──────── Provided information
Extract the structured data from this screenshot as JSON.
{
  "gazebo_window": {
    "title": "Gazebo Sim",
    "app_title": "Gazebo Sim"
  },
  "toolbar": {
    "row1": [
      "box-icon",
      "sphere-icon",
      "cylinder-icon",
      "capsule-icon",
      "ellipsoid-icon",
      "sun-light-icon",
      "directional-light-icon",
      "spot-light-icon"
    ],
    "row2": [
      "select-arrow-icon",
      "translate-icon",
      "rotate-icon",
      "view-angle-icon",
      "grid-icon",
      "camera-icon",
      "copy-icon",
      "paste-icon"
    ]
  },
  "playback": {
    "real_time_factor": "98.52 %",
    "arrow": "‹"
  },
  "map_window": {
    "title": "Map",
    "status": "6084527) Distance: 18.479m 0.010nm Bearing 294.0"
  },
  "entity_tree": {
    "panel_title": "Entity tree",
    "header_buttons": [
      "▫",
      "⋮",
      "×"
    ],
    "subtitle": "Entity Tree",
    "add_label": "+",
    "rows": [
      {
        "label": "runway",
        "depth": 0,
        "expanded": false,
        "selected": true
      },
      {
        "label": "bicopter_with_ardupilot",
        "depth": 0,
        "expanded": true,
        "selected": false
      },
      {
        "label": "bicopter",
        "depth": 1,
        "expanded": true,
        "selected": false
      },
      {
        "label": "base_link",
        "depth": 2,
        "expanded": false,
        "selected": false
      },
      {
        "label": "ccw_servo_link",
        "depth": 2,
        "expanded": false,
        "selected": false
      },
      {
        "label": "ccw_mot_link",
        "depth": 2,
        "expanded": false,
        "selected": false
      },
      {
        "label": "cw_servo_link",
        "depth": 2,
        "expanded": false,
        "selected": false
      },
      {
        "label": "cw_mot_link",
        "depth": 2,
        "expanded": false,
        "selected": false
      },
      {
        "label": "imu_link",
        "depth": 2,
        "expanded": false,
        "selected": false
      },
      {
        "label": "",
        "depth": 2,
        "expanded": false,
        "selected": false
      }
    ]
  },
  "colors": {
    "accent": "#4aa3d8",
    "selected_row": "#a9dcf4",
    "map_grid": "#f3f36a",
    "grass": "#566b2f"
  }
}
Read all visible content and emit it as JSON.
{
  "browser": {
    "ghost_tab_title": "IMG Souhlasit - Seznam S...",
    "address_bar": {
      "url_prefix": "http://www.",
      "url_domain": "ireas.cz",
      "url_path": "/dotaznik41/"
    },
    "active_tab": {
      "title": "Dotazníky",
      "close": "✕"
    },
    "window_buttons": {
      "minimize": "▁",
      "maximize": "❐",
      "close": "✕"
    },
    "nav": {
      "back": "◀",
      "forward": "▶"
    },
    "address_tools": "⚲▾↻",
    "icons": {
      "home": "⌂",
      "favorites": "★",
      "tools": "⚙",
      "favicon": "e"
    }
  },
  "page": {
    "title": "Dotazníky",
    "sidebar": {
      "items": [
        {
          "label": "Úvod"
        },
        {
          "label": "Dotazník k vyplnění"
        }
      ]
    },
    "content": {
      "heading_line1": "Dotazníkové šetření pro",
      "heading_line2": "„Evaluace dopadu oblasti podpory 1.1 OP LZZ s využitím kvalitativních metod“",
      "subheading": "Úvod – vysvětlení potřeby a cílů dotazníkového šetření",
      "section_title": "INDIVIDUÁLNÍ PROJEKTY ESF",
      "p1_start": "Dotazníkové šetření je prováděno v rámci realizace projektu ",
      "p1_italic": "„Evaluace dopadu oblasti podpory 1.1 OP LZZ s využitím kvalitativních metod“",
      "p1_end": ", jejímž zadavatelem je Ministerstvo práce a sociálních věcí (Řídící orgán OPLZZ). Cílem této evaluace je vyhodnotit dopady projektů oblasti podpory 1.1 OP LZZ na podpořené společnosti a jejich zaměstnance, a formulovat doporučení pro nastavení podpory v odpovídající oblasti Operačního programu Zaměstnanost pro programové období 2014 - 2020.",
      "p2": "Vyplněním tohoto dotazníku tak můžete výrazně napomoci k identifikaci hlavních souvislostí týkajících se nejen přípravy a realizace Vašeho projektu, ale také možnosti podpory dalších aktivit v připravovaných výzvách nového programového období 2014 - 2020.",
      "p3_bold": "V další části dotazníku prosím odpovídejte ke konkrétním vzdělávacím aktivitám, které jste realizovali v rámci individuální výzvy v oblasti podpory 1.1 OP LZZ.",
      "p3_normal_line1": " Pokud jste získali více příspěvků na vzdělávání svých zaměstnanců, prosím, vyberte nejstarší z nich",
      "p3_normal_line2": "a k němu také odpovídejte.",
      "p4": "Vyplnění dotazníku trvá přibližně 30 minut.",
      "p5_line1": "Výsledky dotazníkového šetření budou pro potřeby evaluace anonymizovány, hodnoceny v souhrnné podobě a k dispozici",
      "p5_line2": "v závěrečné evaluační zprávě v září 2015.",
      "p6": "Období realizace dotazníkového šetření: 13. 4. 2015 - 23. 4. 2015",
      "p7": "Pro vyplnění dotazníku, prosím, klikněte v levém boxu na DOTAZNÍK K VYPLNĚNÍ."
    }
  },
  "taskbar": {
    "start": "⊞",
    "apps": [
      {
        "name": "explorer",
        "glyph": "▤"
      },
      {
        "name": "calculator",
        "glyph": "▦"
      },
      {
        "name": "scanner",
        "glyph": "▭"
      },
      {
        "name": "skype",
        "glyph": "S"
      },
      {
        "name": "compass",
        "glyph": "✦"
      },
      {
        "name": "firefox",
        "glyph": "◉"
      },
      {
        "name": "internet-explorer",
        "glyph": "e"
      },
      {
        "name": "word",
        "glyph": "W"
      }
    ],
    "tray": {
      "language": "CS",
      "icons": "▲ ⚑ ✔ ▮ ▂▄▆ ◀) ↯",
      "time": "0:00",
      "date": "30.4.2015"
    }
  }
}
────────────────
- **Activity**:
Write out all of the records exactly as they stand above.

- **Answer space**:
Extract the structured data from this screenshot as JSON.
{
  "gazebo_window": {
    "title": "Gazebo Sim",
    "app_title": "Gazebo Sim"
  },
  "toolbar": {
    "row1": [
      "box-icon",
      "sphere-icon",
      "cylinder-icon",
      "capsule-icon",
      "ellipsoid-icon",
      "sun-light-icon",
      "directional-light-icon",
      "spot-light-icon"
    ],
    "row2": [
      "select-arrow-icon",
      "translate-icon",
      "rotate-icon",
      "view-angle-icon",
      "grid-icon",
      "camera-icon",
      "copy-icon",
      "paste-icon"
    ]
  },
  "playback": {
    "real_time_factor": "98.52 %",
    "arrow": "‹"
  },
  "map_window": {
    "title": "Map",
    "status": "6084527) Distance: 18.479m 0.010nm Bearing 294.0"
  },
  "entity_tree": {
    "panel_title": "Entity tree",
    "header_buttons": [
      "▫",
      "⋮",
      "×"
    ],
    "subtitle": "Entity Tree",
    "add_label": "+",
    "rows": [
      {
        "label": "runway",
        "depth": 0,
        "expanded": false,
        "selected": true
      },
      {
        "label": "bicopter_with_ardupilot",
        "depth": 0,
        "expanded": true,
        "selected": false
      },
      {
        "label": "bicopter",
        "depth": 1,
        "expanded": true,
        "selected": false
      },
      {
        "label": "base_link",
        "depth": 2,
        "expanded": false,
        "selected": false
      },
      {
        "label": "ccw_servo_link",
        "depth": 2,
        "expanded": false,
        "selected": false
      },
      {
        "label": "ccw_mot_link",
        "depth": 2,
        "expanded": false,
        "selected": false
      },
      {
        "label": "cw_servo_link",
        "depth": 2,
        "expanded": false,
        "selected": false
      },
      {
        "label": "cw_mot_link",
        "depth": 2,
        "expanded": false,
        "selected": false
      },
      {
        "label": "imu_link",
        "depth": 2,
        "expanded": false,
        "selected": false
      },
      {
        "label": "",
        "depth": 2,
        "expanded": false,
        "selected": false
      }
    ]
  },
  "colors": {
    "accent": "#4aa3d8",
    "selected_row": "#a9dcf4",
    "map_grid": "#f3f36a",
    "grass": "#566b2f"
  }
}
Read all visible content and emit it as JSON.
{
  "browser": {
    "ghost_tab_title": "IMG Souhlasit - Seznam S...",
    "address_bar": {
      "url_prefix": "http://www.",
      "url_domain": "ireas.cz",
      "url_path": "/dotaznik41/"
    },
    "active_tab": {
      "title": "Dotazníky",
      "close": "✕"
    },
    "window_buttons": {
      "minimize": "▁",
      "maximize": "❐",
      "close": "✕"
    },
    "nav": {
      "back": "◀",
      "forward": "▶"
    },
    "address_tools": "⚲▾↻",
    "icons": {
      "home": "⌂",
      "favorites": "★",
      "tools": "⚙",
      "favicon": "e"
    }
  },
  "page": {
    "title": "Dotazníky",
    "sidebar": {
      "items": [
        {
          "label": "Úvod"
        },
        {
          "label": "Dotazník k vyplnění"
        }
      ]
    },
    "content": {
      "heading_line1": "Dotazníkové šetření pro",
      "heading_line2": "„Evaluace dopadu oblasti podpory 1.1 OP LZZ s využitím kvalitativních metod“",
      "subheading": "Úvod – vysvětlení potřeby a cílů dotazníkového šetření",
      "section_title": "INDIVIDUÁLNÍ PROJEKTY ESF",
      "p1_start": "Dotazníkové šetření je prováděno v rámci realizace projektu ",
      "p1_italic": "„Evaluace dopadu oblasti podpory 1.1 OP LZZ s využitím kvalitativních metod“",
      "p1_end": ", jejímž zadavatelem je Ministerstvo práce a sociálních věcí (Řídící orgán OPLZZ). Cílem této evaluace je vyhodnotit dopady projektů oblasti podpory 1.1 OP LZZ na podpořené společnosti a jejich zaměstnance, a formulovat doporučení pro nastavení podpory v odpovídající oblasti Operačního programu Zaměstnanost pro programové období 2014 - 2020.",
      "p2": "Vyplněním tohoto dotazníku tak můžete výrazně napomoci k identifikaci hlavních souvislostí týkajících se nejen přípravy a realizace Vašeho projektu, ale také možnosti podpory dalších aktivit v připravovaných výzvách nového programového období 2014 - 2020.",
      "p3_bold": "V další části dotazníku prosím odpovídejte ke konkrétním vzdělávacím aktivitám, které jste realizovali v rámci individuální výzvy v oblasti podpory 1.1 OP LZZ.",
      "p3_normal_line1": " Pokud jste získali více příspěvků na vzdělávání svých zaměstnanců, prosím, vyberte nejstarší z nich",
      "p3_normal_line2": "a k němu také odpovídejte.",
      "p4": "Vyplnění dotazníku trvá přibližně 30 minut.",
      "p5_line1": "Výsledky dotazníkového šetření budou pro potřeby evaluace anonymizovány, hodnoceny v souhrnné podobě a k dispozici",
      "p5_line2": "v závěrečné evaluační zprávě v září 2015.",
      "p6": "Období realizace dotazníkového šetření: 13. 4. 2015 - 23. 4. 2015",
      "p7": "Pro vyplnění dotazníku, prosím, klikněte v levém boxu na DOTAZNÍK K VYPLNĚNÍ."
    }
  },
  "taskbar": {
    "start": "⊞",
    "apps": [
      {
        "name": "explorer",
        "glyph": "▤"
      },
      {
        "name": "calculator",
        "glyph": "▦"
      },
      {
        "name": "scanner",
        "glyph": "▭"
      },
      {
        "name": "skype",
        "glyph": "S"
      },
      {
        "name": "compass",
        "glyph": "✦"
      },
      {
        "name": "firefox",
        "glyph": "◉"
      },
      {
        "name": "internet-explorer",
        "glyph": "e"
      },
      {
        "name": "word",
        "glyph": "W"
      }
    ],
    "tray": {
      "language": "CS",
      "icons": "▲ ⚑ ✔ ▮ ▂▄▆ ◀) ↯",
      "time": "0:00",
      "date": "30.4.2015"
    }
  }
}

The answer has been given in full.